Energy regulator Ofgem has warned the UK faces an energy capacity crunch as coal and oil-fired power stations come off line this year and costs for importing gas are set to rise, its outgoing chief executive Alistair Buchanan said yesterday.
Buchanan warned with over 4.5GW of oil and coal-fired power stations due to close over the coming months, coupled with delays in new nuclear and carbon capture and storage projects, leaves the UK more reliant on gas imports.
But he warned prices for importing gas will increase driven up by extra demand from Japan, India adding shale gas is unlikely to come online before 2020.
Buchanan said the “near crisis” would occur between 2015 and 2018 but said blackouts were “unlikely”.
Energy minister John Hayes Buchanan’s remarks came as “no surprise” adding the government is “determined to secure investment in new plant”.
“That’s why we are stepping up to the plate, by reforming the electricity market through the most radical Energy Bill in a generation, to ensure our energy security and to keep the lights on,” said Hayes.
Trade body Renewable Energy Association (REA) said the government needed to focus on deploying technologies that are “genuinely low carbon, cost-effective, and can be rapidly deployed before the capacity crunch hits”.

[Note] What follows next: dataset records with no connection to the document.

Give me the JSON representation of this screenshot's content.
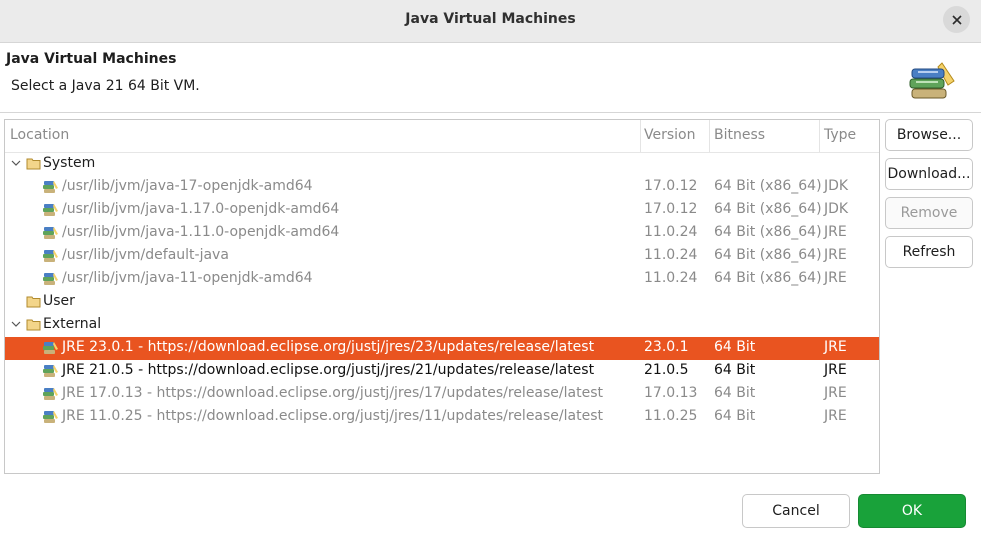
{
  "window": {
    "title": "Java Virtual Machines"
  },
  "header": {
    "title": "Java Virtual Machines",
    "message": "Select a Java 21 64 Bit VM."
  },
  "table": {
    "columns": [
      "Location",
      "Version",
      "Bitness",
      "Type"
    ],
    "groups": {
      "system": "System",
      "user": "User",
      "external": "External"
    },
    "system_rows": [
      {
        "location": "/usr/lib/jvm/java-17-openjdk-amd64",
        "version": "17.0.12",
        "bitness": "64 Bit (x86_64)",
        "type": "JDK"
      },
      {
        "location": "/usr/lib/jvm/java-1.17.0-openjdk-amd64",
        "version": "17.0.12",
        "bitness": "64 Bit (x86_64)",
        "type": "JDK"
      },
      {
        "location": "/usr/lib/jvm/java-1.11.0-openjdk-amd64",
        "version": "11.0.24",
        "bitness": "64 Bit (x86_64)",
        "type": "JRE"
      },
      {
        "location": "/usr/lib/jvm/default-java",
        "version": "11.0.24",
        "bitness": "64 Bit (x86_64)",
        "type": "JRE"
      },
      {
        "location": "/usr/lib/jvm/java-11-openjdk-amd64",
        "version": "11.0.24",
        "bitness": "64 Bit (x86_64)",
        "type": "JRE"
      }
    ],
    "external_rows": [
      {
        "location": "JRE 23.0.1 - https://download.eclipse.org/justj/jres/23/updates/release/latest",
        "version": "23.0.1",
        "bitness": "64 Bit",
        "type": "JRE"
      },
      {
        "location": "JRE 21.0.5 - https://download.eclipse.org/justj/jres/21/updates/release/latest",
        "version": "21.0.5",
        "bitness": "64 Bit",
        "type": "JRE"
      },
      {
        "location": "JRE 17.0.13 - https://download.eclipse.org/justj/jres/17/updates/release/latest",
        "version": "17.0.13",
        "bitness": "64 Bit",
        "type": "JRE"
      },
      {
        "location": "JRE 11.0.25 - https://download.eclipse.org/justj/jres/11/updates/release/latest",
        "version": "11.0.25",
        "bitness": "64 Bit",
        "type": "JRE"
      }
    ]
  },
  "side_buttons": {
    "browse": "Browse...",
    "download": "Download...",
    "remove": "Remove",
    "refresh": "Refresh"
  },
  "footer": {
    "cancel": "Cancel",
    "ok": "OK"
  },
  "colors": {
    "selection": "#e95420",
    "ok_button": "#19a23a"
  }
}
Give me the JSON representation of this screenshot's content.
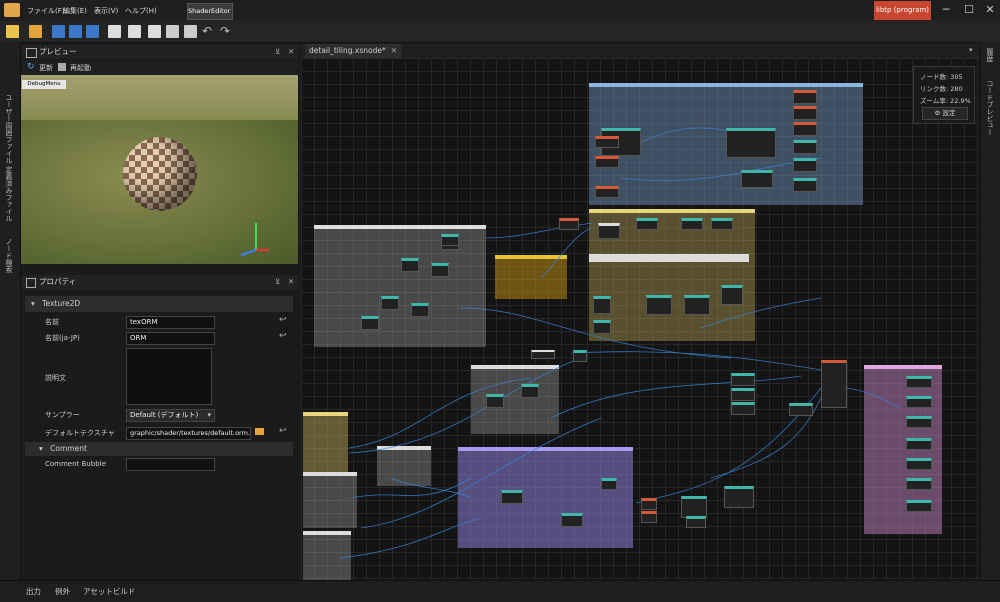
{
  "titlebar": {
    "menus": [
      "ファイル(F)",
      "編集(E)",
      "表示(V)",
      "ヘルプ(H)"
    ],
    "app_tab": "ShaderEditor (開発中)",
    "program_button": "libtp (program)"
  },
  "left_sidebar": {
    "tabs": [
      "ユーザー周囲ファイル",
      "定義済みファイル",
      "ノード検索"
    ]
  },
  "right_sidebar": {
    "tabs": [
      "履歴",
      "コードプレビュー"
    ]
  },
  "preview": {
    "title": "プレビュー",
    "refresh": "更新",
    "restart": "再起動",
    "debug_menu": "DebugMenu"
  },
  "properties": {
    "title": "プロパティ",
    "section": "Texture2D",
    "rows": [
      {
        "label": "名前",
        "value": "texORM"
      },
      {
        "label": "名前(ja-JP)",
        "value": "ORM"
      },
      {
        "label": "説明文",
        "value": ""
      },
      {
        "label": "サンプラー",
        "value": "Default (デフォルト)"
      },
      {
        "label": "デフォルトテクスチャ",
        "value": "graphic/shader/textures/default.orm.tga"
      }
    ],
    "comment_section": "Comment",
    "comment_label": "Comment Bubble"
  },
  "editor": {
    "tab": "detail_tiling.xsnode*",
    "stats": {
      "node_label": "ノード数",
      "node_count": "305",
      "link_label": "リンク数",
      "link_count": "280",
      "zoom_label": "ズーム率",
      "zoom": "22.9%",
      "settings": "設定"
    }
  },
  "statusbar": {
    "items": [
      "出力",
      "例外",
      "アセットビルド"
    ]
  },
  "colors": {
    "accent": "#c8452f",
    "group_blue": "#7fa9d6",
    "group_yellow": "#e9d57a",
    "group_purple": "#8a7ed6",
    "group_pink": "#c98ac9",
    "node_orange": "#d45a38",
    "node_teal": "#3fb6a8"
  }
}
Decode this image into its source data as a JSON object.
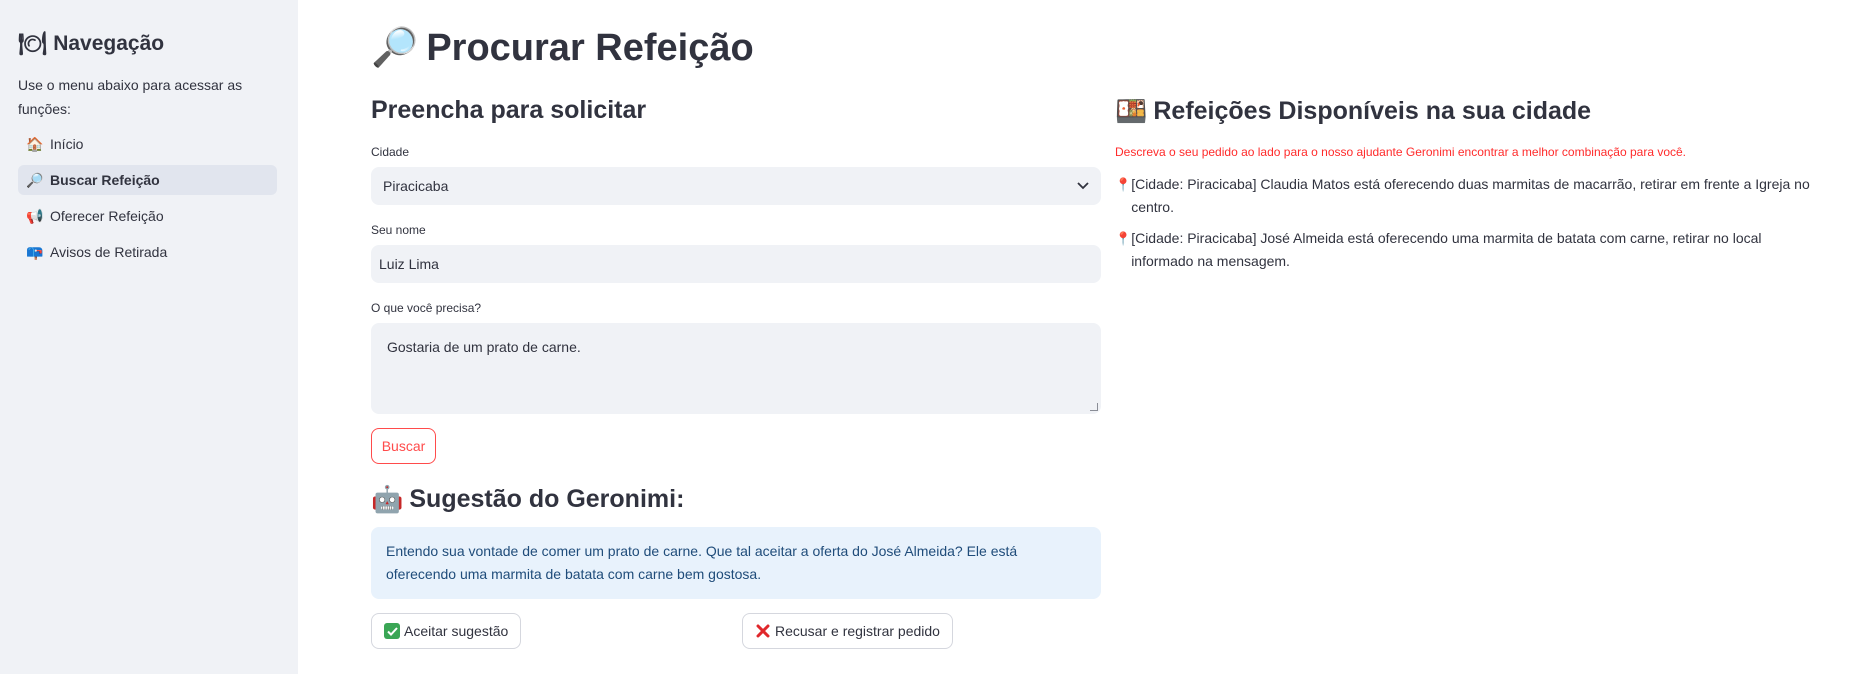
{
  "sidebar": {
    "title": "Navegação",
    "title_icon": "plate-icon",
    "description": "Use o menu abaixo para acessar as funções:",
    "items": [
      {
        "label": "Início",
        "icon": "house-icon",
        "glyph": "🏠",
        "active": false
      },
      {
        "label": "Buscar Refeição",
        "icon": "magnifier-icon",
        "glyph": "🔎",
        "active": true
      },
      {
        "label": "Oferecer Refeição",
        "icon": "megaphone-icon",
        "glyph": "📢",
        "active": false
      },
      {
        "label": "Avisos de Retirada",
        "icon": "mailbox-icon",
        "glyph": "📪",
        "active": false
      }
    ]
  },
  "page": {
    "title": "Procurar Refeição",
    "title_icon": "magnifier-icon"
  },
  "form": {
    "heading": "Preencha para solicitar",
    "city_label": "Cidade",
    "city_value": "Piracicaba",
    "name_label": "Seu nome",
    "name_value": "Luiz Lima",
    "need_label": "O que você precisa?",
    "need_value": "Gostaria de um prato de carne.",
    "search_button": "Buscar"
  },
  "suggestion": {
    "heading": "Sugestão do Geronimi:",
    "icon": "robot-icon",
    "text": "Entendo sua vontade de comer um prato de carne. Que tal aceitar a oferta do José Almeida? Ele está oferecendo uma marmita de batata com carne bem gostosa.",
    "accept_label": "Aceitar sugestão",
    "reject_label": "Recusar e registrar pedido"
  },
  "available": {
    "heading": "Refeições Disponíveis na sua cidade",
    "icon": "bento-box-icon",
    "hint": "Descreva o seu pedido ao lado para o nosso ajudante Geronimi encontrar a melhor combinação para você.",
    "offers": [
      "[Cidade: Piracicaba] Claudia Matos está oferecendo duas marmitas de macarrão, retirar em frente a Igreja no centro.",
      "[Cidade: Piracicaba] José Almeida está oferecendo uma marmita de batata com carne, retirar no local informado na mensagem."
    ]
  },
  "colors": {
    "sidebar_bg": "#f0f2f6",
    "accent_red": "#ff4b4b",
    "info_bg": "#e8f2fc",
    "info_text": "#1f4c7a",
    "text": "#31333f"
  }
}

“The only technologies which meet all three of these criteria are renewable, such as biomass, onshore wind, solar PV and waste-to-energy technologies,” said REA head of external affairs Leonie Greene. “These need to be combined with intelligent energy efficiency and demand-side response measures, and sensible use of gas.”